Problem to solve
Write down each entry precisely as given.

Records shown: Begin

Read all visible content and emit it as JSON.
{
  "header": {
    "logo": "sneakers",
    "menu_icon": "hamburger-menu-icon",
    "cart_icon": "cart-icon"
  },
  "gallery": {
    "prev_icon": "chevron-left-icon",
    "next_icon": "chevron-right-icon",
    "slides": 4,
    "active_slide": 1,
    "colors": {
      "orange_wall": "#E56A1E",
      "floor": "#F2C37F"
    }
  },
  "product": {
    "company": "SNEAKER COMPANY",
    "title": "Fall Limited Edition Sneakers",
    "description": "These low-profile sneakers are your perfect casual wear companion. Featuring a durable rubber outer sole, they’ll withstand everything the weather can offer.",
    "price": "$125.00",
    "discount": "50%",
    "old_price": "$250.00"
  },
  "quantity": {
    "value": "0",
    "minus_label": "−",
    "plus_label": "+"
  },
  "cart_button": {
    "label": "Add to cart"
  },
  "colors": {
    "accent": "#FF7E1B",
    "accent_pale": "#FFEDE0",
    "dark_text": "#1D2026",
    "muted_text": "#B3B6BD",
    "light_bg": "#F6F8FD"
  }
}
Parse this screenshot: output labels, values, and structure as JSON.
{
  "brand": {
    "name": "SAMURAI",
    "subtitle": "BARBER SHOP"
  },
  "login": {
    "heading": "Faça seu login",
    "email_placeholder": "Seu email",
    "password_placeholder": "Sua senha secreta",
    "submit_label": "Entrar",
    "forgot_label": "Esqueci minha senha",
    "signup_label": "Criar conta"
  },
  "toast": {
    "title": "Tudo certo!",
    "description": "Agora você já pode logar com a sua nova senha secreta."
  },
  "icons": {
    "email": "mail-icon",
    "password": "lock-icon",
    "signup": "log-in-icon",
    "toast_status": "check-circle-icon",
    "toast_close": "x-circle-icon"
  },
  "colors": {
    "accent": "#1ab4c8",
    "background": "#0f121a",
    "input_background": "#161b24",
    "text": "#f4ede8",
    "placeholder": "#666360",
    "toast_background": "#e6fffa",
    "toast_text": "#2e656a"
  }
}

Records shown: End

Result for this exercise
Read all visible content and emit it as JSON.
{
  "header": {
    "logo": "sneakers",
    "menu_icon": "hamburger-menu-icon",
    "cart_icon": "cart-icon"
  },
  "gallery": {
    "prev_icon": "chevron-left-icon",
    "next_icon": "chevron-right-icon",
    "slides": 4,
    "active_slide": 1,
    "colors": {
      "orange_wall": "#E56A1E",
      "floor": "#F2C37F"
    }
  },
  "product": {
    "company": "SNEAKER COMPANY",
    "title": "Fall Limited Edition Sneakers",
    "description": "These low-profile sneakers are your perfect casual wear companion. Featuring a durable rubber outer sole, they’ll withstand everything the weather can offer.",
    "price": "$125.00",
    "discount": "50%",
    "old_price": "$250.00"
  },
  "quantity": {
    "value": "0",
    "minus_label": "−",
    "plus_label": "+"
  },
  "cart_button": {
    "label": "Add to cart"
  },
  "colors": {
    "accent": "#FF7E1B",
    "accent_pale": "#FFEDE0",
    "dark_text": "#1D2026",
    "muted_text": "#B3B6BD",
    "light_bg": "#F6F8FD"
  }
}
Parse this screenshot: output labels, values, and structure as JSON.
{
  "brand": {
    "name": "SAMURAI",
    "subtitle": "BARBER SHOP"
  },
  "login": {
    "heading": "Faça seu login",
    "email_placeholder": "Seu email",
    "password_placeholder": "Sua senha secreta",
    "submit_label": "Entrar",
    "forgot_label": "Esqueci minha senha",
    "signup_label": "Criar conta"
  },
  "toast": {
    "title": "Tudo certo!",
    "description": "Agora você já pode logar com a sua nova senha secreta."
  },
  "icons": {
    "email": "mail-icon",
    "password": "lock-icon",
    "signup": "log-in-icon",
    "toast_status": "check-circle-icon",
    "toast_close": "x-circle-icon"
  },
  "colors": {
    "accent": "#1ab4c8",
    "background": "#0f121a",
    "input_background": "#161b24",
    "text": "#f4ede8",
    "placeholder": "#666360",
    "toast_background": "#e6fffa",
    "toast_text": "#2e656a"
  }
}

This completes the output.